(Jerusalem) - Hamas authorities in the Gaza Strip prevented Gazans from demonstrating in solidarity with protesters in Egypt, according to witnesses who spoke to Human Rights Watch. On January 31, 2011, police arbitrarily arrested six women and threatened to arrest another 20 people who responded to a call on Facebook for a demonstration as soon as they arrived at the park of the Unknown Soldier in Gaza City.

An eyewitness told Human Rights Watch that shortly after 2 p.m. on January 31, plainclothes detectives forced three women who intended to demonstrate into a civilian car and drove them away. Others who walked away from the planned demonstration were followed by a police detective on a motorcycle, who demanded that they turn over their ID cards and mobile phones. When they handed over their IDs but refused to surrender their phones, the detective called for support to arrest them, and the demonstrators fled, the witness said.
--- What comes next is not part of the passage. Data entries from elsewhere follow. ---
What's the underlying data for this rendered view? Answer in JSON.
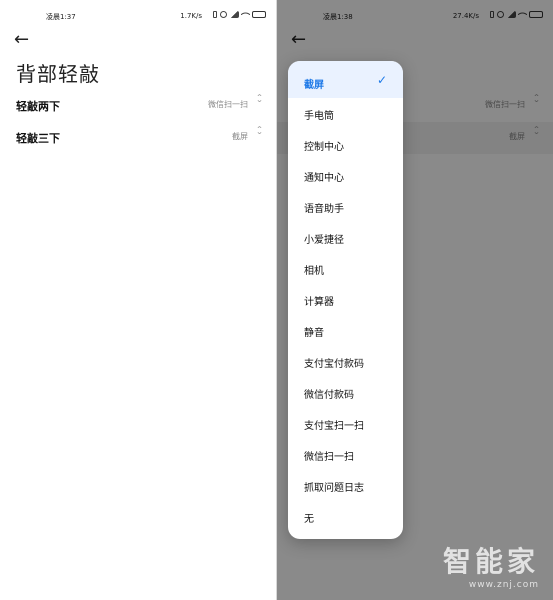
{
  "left_screen": {
    "status": {
      "time": "凌晨1:37",
      "net_speed": "1.7K/s",
      "battery_level": 0.7
    },
    "page_title": "背部轻敲",
    "settings": [
      {
        "label": "轻敲两下",
        "value": "微信扫一扫"
      },
      {
        "label": "轻敲三下",
        "value": "截屏"
      }
    ]
  },
  "right_screen": {
    "status": {
      "time": "凌晨1:38",
      "net_speed": "27.4K/s",
      "battery_level": 0.7
    },
    "background_settings": [
      {
        "value": "微信扫一扫"
      },
      {
        "value": "截屏"
      }
    ],
    "menu": {
      "selected_index": 0,
      "options": [
        "截屏",
        "手电筒",
        "控制中心",
        "通知中心",
        "语音助手",
        "小爱捷径",
        "相机",
        "计算器",
        "静音",
        "支付宝付款码",
        "微信付款码",
        "支付宝扫一扫",
        "微信扫一扫",
        "抓取问题日志",
        "无"
      ]
    }
  },
  "watermark": {
    "main": "智能家",
    "sub": "www.znj.com"
  },
  "colors": {
    "accent": "#1f7ae8",
    "battery": "#3fbf4f"
  }
}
One of the women detained told Human Rights Watch that police women apprehended her and took her for questioning at the Gaza City police station, where she saw five other women being held pending interrogation after attending the planned demonstration. Police women told the detainees to sign pledges that they would not participate in demonstrations without first obtaining police permission and would respond to police summons at any time. Women police officers insulted demonstrators who were not wearing headscarves and questioned whether they were really Muslims, and slapped one demonstrator and pulled her hair, witnesses said. The women were later released. 

Under international human rights law, no restrictions may be placed on the exercise of the right to peaceful assembly other than those imposed in conformity with the law and which are strictly necessary and proportionate for national security, public safety, or public order.

 "The Hamas authorities should stop arbitrarily interfering with peaceful demonstrations about Egypt or anything else," said Sarah Leah Whitson, Middle East director at Human Rights Watch. "Police committing unlawful arrests and abusing demonstrators should be held to account."